STUDY MATERIAL.
========================

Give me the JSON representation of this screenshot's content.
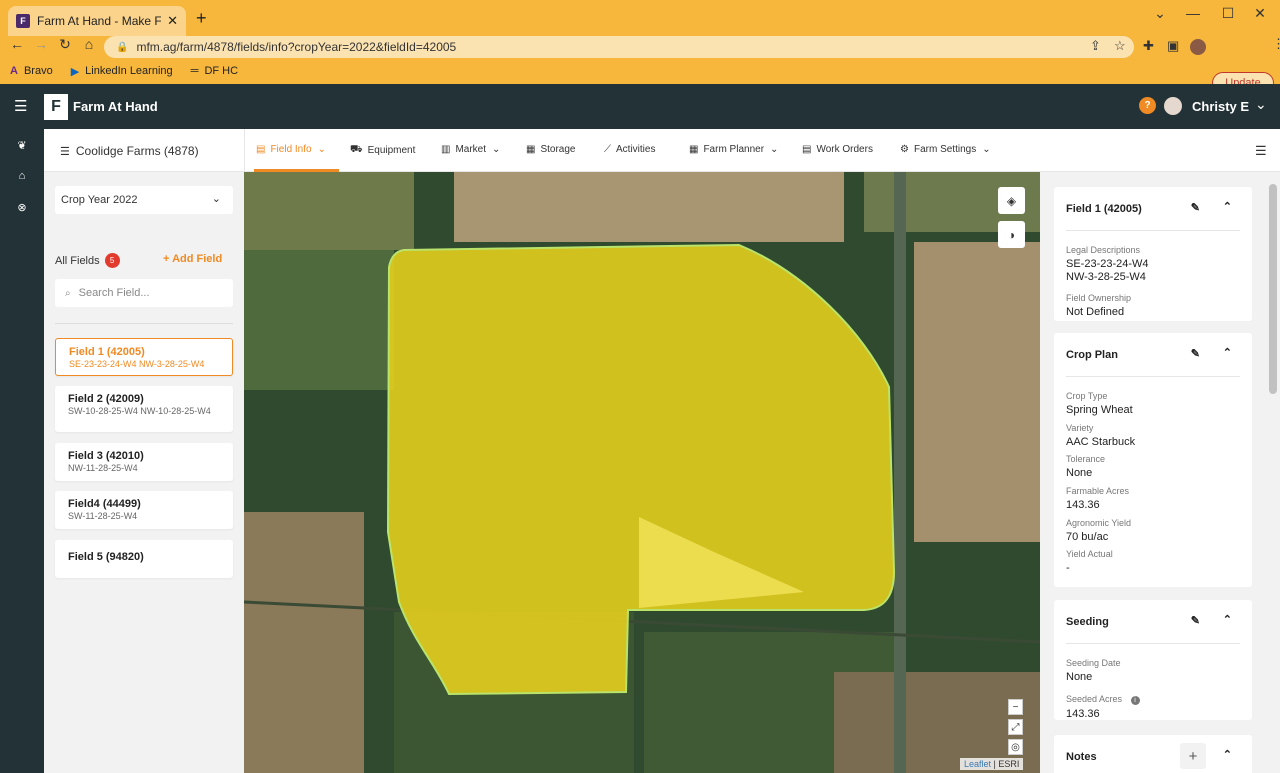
{
  "browser": {
    "tab_title": "Farm At Hand - Make Farm Mana",
    "favicon_letter": "F",
    "url": "mfm.ag/farm/4878/fields/info?cropYear=2022&fieldId=42005",
    "update_label": "Update",
    "bookmarks": [
      {
        "icon": "bravo-icon",
        "label": "Bravo"
      },
      {
        "icon": "linkedin-icon",
        "label": "LinkedIn Learning"
      },
      {
        "icon": "dfhc-icon",
        "label": "DF HC"
      }
    ]
  },
  "app": {
    "logo_letter": "F",
    "name": "Farm At Hand",
    "help_glyph": "?",
    "user_name": "Christy E"
  },
  "nav": {
    "farm_name": "Coolidge Farms (4878)",
    "tabs": [
      {
        "label": "Field Info",
        "icon": "field-info-icon",
        "dropdown": true,
        "active": true
      },
      {
        "label": "Equipment",
        "icon": "tractor-icon",
        "dropdown": false
      },
      {
        "label": "Market",
        "icon": "chart-icon",
        "dropdown": true
      },
      {
        "label": "Storage",
        "icon": "storage-icon",
        "dropdown": false
      },
      {
        "label": "Activities",
        "icon": "activity-icon",
        "dropdown": false
      },
      {
        "label": "Farm Planner",
        "icon": "calendar-icon",
        "dropdown": true
      },
      {
        "label": "Work Orders",
        "icon": "clipboard-icon",
        "dropdown": false
      },
      {
        "label": "Farm Settings",
        "icon": "gear-icon",
        "dropdown": true
      }
    ]
  },
  "left": {
    "crop_year": "Crop Year 2022",
    "all_fields_label": "All Fields",
    "field_count": "5",
    "add_field_label": "+ Add Field",
    "search_placeholder": "Search Field...",
    "fields": [
      {
        "name": "Field 1 (42005)",
        "legal": "SE-23-23-24-W4 NW-3-28-25-W4",
        "selected": true
      },
      {
        "name": "Field 2 (42009)",
        "legal": "SW-10-28-25-W4 NW-10-28-25-W4",
        "selected": false
      },
      {
        "name": "Field 3 (42010)",
        "legal": "NW-11-28-25-W4",
        "selected": false
      },
      {
        "name": "Field4 (44499)",
        "legal": "SW-11-28-25-W4",
        "selected": false
      },
      {
        "name": "Field 5 (94820)",
        "legal": "",
        "selected": false
      }
    ]
  },
  "map": {
    "zoom_out": "−",
    "attribution_leaflet": "Leaflet",
    "attribution_esri": "| ESRI",
    "field_fill": "#e8d21c"
  },
  "right": {
    "field_card": {
      "title": "Field 1 (42005)",
      "legal_label": "Legal Descriptions",
      "legal_values": [
        "SE-23-23-24-W4",
        "NW-3-28-25-W4"
      ],
      "ownership_label": "Field Ownership",
      "ownership_value": "Not Defined"
    },
    "crop_plan": {
      "title": "Crop Plan",
      "items": [
        {
          "label": "Crop Type",
          "value": "Spring Wheat"
        },
        {
          "label": "Variety",
          "value": "AAC Starbuck"
        },
        {
          "label": "Tolerance",
          "value": "None"
        },
        {
          "label": "Farmable Acres",
          "value": "143.36"
        },
        {
          "label": "Agronomic Yield",
          "value": "70 bu/ac"
        },
        {
          "label": "Yield Actual",
          "value": "-"
        }
      ]
    },
    "seeding": {
      "title": "Seeding",
      "seeding_date_label": "Seeding Date",
      "seeding_date_value": "None",
      "seeded_acres_label": "Seeded Acres",
      "seeded_acres_value": "143.36"
    },
    "notes": {
      "title": "Notes",
      "add_glyph": "+"
    }
  },
  "colors": {
    "accent": "#f08a24",
    "header": "#233236",
    "chrome": "#f6b73c",
    "badge": "#e23b2e"
  }
}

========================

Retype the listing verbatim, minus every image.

TASK OUTPUT.
Give me the JSON representation of this screenshot's content.
{
  "browser": {
    "tab_title": "Farm At Hand - Make Farm Mana",
    "favicon_letter": "F",
    "url": "mfm.ag/farm/4878/fields/info?cropYear=2022&fieldId=42005",
    "update_label": "Update",
    "bookmarks": [
      {
        "icon": "bravo-icon",
        "label": "Bravo"
      },
      {
        "icon": "linkedin-icon",
        "label": "LinkedIn Learning"
      },
      {
        "icon": "dfhc-icon",
        "label": "DF HC"
      }
    ]
  },
  "app": {
    "logo_letter": "F",
    "name": "Farm At Hand",
    "help_glyph": "?",
    "user_name": "Christy E"
  },
  "nav": {
    "farm_name": "Coolidge Farms (4878)",
    "tabs": [
      {
        "label": "Field Info",
        "icon": "field-info-icon",
        "dropdown": true,
        "active": true
      },
      {
        "label": "Equipment",
        "icon": "tractor-icon",
        "dropdown": false
      },
      {
        "label": "Market",
        "icon": "chart-icon",
        "dropdown": true
      },
      {
        "label": "Storage",
        "icon": "storage-icon",
        "dropdown": false
      },
      {
        "label": "Activities",
        "icon": "activity-icon",
        "dropdown": false
      },
      {
        "label": "Farm Planner",
        "icon": "calendar-icon",
        "dropdown": true
      },
      {
        "label": "Work Orders",
        "icon": "clipboard-icon",
        "dropdown": false
      },
      {
        "label": "Farm Settings",
        "icon": "gear-icon",
        "dropdown": true
      }
    ]
  },
  "left": {
    "crop_year": "Crop Year 2022",
    "all_fields_label": "All Fields",
    "field_count": "5",
    "add_field_label": "+ Add Field",
    "search_placeholder": "Search Field...",
    "fields": [
      {
        "name": "Field 1 (42005)",
        "legal": "SE-23-23-24-W4 NW-3-28-25-W4",
        "selected": true
      },
      {
        "name": "Field 2 (42009)",
        "legal": "SW-10-28-25-W4 NW-10-28-25-W4",
        "selected": false
      },
      {
        "name": "Field 3 (42010)",
        "legal": "NW-11-28-25-W4",
        "selected": false
      },
      {
        "name": "Field4 (44499)",
        "legal": "SW-11-28-25-W4",
        "selected": false
      },
      {
        "name": "Field 5 (94820)",
        "legal": "",
        "selected": false
      }
    ]
  },
  "map": {
    "zoom_out": "−",
    "attribution_leaflet": "Leaflet",
    "attribution_esri": "| ESRI",
    "field_fill": "#e8d21c"
  },
  "right": {
    "field_card": {
      "title": "Field 1 (42005)",
      "legal_label": "Legal Descriptions",
      "legal_values": [
        "SE-23-23-24-W4",
        "NW-3-28-25-W4"
      ],
      "ownership_label": "Field Ownership",
      "ownership_value": "Not Defined"
    },
    "crop_plan": {
      "title": "Crop Plan",
      "items": [
        {
          "label": "Crop Type",
          "value": "Spring Wheat"
        },
        {
          "label": "Variety",
          "value": "AAC Starbuck"
        },
        {
          "label": "Tolerance",
          "value": "None"
        },
        {
          "label": "Farmable Acres",
          "value": "143.36"
        },
        {
          "label": "Agronomic Yield",
          "value": "70 bu/ac"
        },
        {
          "label": "Yield Actual",
          "value": "-"
        }
      ]
    },
    "seeding": {
      "title": "Seeding",
      "seeding_date_label": "Seeding Date",
      "seeding_date_value": "None",
      "seeded_acres_label": "Seeded Acres",
      "seeded_acres_value": "143.36"
    },
    "notes": {
      "title": "Notes",
      "add_glyph": "+"
    }
  },
  "colors": {
    "accent": "#f08a24",
    "header": "#233236",
    "chrome": "#f6b73c",
    "badge": "#e23b2e"
  }
}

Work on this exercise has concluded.